* Task directions
Below are records; reply with nothing but the number of lines in them that contain "first".
***** Record set *****
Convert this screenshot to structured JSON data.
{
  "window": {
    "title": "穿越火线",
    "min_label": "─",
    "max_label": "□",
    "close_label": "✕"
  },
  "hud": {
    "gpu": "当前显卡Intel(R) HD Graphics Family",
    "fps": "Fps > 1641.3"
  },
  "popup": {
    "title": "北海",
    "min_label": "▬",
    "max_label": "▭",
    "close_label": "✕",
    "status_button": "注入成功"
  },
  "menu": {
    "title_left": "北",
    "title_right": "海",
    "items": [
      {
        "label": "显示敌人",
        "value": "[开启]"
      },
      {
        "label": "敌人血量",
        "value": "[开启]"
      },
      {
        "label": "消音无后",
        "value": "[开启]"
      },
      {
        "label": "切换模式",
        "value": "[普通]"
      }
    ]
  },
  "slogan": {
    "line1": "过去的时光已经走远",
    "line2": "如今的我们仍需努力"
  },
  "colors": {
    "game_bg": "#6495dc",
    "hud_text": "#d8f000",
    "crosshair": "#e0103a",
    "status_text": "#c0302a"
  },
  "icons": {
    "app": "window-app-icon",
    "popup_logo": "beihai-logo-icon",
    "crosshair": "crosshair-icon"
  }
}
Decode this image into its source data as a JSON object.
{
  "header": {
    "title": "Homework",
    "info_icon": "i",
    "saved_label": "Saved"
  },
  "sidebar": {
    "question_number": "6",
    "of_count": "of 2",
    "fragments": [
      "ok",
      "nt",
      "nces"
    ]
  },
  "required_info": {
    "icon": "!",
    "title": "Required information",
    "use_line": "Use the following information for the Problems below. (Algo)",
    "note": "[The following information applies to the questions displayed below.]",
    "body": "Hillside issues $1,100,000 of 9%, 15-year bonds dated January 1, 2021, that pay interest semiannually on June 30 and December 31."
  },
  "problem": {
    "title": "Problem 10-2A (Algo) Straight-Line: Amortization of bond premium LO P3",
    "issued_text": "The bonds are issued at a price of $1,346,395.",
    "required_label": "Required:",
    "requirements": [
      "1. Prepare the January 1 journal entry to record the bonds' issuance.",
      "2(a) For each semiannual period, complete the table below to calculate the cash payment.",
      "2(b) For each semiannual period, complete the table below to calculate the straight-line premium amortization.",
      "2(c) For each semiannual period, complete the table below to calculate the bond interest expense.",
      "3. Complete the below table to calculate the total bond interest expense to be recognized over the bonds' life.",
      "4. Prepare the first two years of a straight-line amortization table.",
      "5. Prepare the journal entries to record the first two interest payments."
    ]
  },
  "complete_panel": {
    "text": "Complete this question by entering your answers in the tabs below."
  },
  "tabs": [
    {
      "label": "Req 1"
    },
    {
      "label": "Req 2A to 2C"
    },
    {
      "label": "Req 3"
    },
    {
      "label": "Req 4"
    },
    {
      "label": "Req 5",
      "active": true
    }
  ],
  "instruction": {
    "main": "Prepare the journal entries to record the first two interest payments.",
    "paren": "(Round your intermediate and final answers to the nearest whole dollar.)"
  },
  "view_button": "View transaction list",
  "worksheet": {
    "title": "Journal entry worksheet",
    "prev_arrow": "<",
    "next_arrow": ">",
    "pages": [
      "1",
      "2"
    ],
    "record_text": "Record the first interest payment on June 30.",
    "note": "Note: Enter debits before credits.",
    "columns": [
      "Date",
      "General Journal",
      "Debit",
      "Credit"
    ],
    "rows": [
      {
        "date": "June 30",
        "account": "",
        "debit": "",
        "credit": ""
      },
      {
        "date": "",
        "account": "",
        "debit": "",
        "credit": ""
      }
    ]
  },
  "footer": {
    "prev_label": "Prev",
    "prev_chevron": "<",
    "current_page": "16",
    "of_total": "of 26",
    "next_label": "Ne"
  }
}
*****
* Written solution
4